START Data for this exercise
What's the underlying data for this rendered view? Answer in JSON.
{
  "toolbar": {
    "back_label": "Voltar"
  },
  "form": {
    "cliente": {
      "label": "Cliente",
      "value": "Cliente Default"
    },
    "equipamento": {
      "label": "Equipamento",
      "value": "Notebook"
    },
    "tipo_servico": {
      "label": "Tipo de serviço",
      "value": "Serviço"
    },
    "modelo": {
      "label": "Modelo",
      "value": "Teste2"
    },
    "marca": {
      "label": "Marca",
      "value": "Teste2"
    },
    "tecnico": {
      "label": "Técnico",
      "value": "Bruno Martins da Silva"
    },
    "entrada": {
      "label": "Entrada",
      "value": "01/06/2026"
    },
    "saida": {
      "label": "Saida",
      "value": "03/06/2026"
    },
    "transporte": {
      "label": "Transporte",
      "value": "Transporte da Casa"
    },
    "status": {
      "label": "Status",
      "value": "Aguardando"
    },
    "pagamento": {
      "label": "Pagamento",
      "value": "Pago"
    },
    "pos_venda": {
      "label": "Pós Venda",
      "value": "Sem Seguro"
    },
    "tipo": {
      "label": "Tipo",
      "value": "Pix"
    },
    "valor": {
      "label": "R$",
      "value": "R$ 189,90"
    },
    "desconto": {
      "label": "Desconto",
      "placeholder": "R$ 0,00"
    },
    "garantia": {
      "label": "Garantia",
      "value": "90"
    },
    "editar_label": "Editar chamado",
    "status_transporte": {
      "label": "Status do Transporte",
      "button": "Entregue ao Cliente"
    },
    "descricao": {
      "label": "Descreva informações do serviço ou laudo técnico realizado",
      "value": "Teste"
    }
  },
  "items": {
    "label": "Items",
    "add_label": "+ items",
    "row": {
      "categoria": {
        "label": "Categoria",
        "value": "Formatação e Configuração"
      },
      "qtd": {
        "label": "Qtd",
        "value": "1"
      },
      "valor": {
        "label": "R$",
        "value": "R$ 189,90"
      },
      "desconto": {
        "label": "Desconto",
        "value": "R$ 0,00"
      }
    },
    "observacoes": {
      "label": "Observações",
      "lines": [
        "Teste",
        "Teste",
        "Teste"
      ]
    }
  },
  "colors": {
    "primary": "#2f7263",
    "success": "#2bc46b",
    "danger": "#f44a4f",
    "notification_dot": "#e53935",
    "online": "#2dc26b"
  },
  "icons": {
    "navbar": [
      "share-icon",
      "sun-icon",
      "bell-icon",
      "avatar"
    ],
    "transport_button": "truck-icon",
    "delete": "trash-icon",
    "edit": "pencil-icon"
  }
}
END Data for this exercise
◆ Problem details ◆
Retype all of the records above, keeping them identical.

◆ Result for this exercise ◆
What's the underlying data for this rendered view? Answer in JSON.
{
  "toolbar": {
    "back_label": "Voltar"
  },
  "form": {
    "cliente": {
      "label": "Cliente",
      "value": "Cliente Default"
    },
    "equipamento": {
      "label": "Equipamento",
      "value": "Notebook"
    },
    "tipo_servico": {
      "label": "Tipo de serviço",
      "value": "Serviço"
    },
    "modelo": {
      "label": "Modelo",
      "value": "Teste2"
    },
    "marca": {
      "label": "Marca",
      "value": "Teste2"
    },
    "tecnico": {
      "label": "Técnico",
      "value": "Bruno Martins da Silva"
    },
    "entrada": {
      "label": "Entrada",
      "value": "01/06/2026"
    },
    "saida": {
      "label": "Saida",
      "value": "03/06/2026"
    },
    "transporte": {
      "label": "Transporte",
      "value": "Transporte da Casa"
    },
    "status": {
      "label": "Status",
      "value": "Aguardando"
    },
    "pagamento": {
      "label": "Pagamento",
      "value": "Pago"
    },
    "pos_venda": {
      "label": "Pós Venda",
      "value": "Sem Seguro"
    },
    "tipo": {
      "label": "Tipo",
      "value": "Pix"
    },
    "valor": {
      "label": "R$",
      "value": "R$ 189,90"
    },
    "desconto": {
      "label": "Desconto",
      "placeholder": "R$ 0,00"
    },
    "garantia": {
      "label": "Garantia",
      "value": "90"
    },
    "editar_label": "Editar chamado",
    "status_transporte": {
      "label": "Status do Transporte",
      "button": "Entregue ao Cliente"
    },
    "descricao": {
      "label": "Descreva informações do serviço ou laudo técnico realizado",
      "value": "Teste"
    }
  },
  "items": {
    "label": "Items",
    "add_label": "+ items",
    "row": {
      "categoria": {
        "label": "Categoria",
        "value": "Formatação e Configuração"
      },
      "qtd": {
        "label": "Qtd",
        "value": "1"
      },
      "valor": {
        "label": "R$",
        "value": "R$ 189,90"
      },
      "desconto": {
        "label": "Desconto",
        "value": "R$ 0,00"
      }
    },
    "observacoes": {
      "label": "Observações",
      "lines": [
        "Teste",
        "Teste",
        "Teste"
      ]
    }
  },
  "colors": {
    "primary": "#2f7263",
    "success": "#2bc46b",
    "danger": "#f44a4f",
    "notification_dot": "#e53935",
    "online": "#2dc26b"
  },
  "icons": {
    "navbar": [
      "share-icon",
      "sun-icon",
      "bell-icon",
      "avatar"
    ],
    "transport_button": "truck-icon",
    "delete": "trash-icon",
    "edit": "pencil-icon"
  }
}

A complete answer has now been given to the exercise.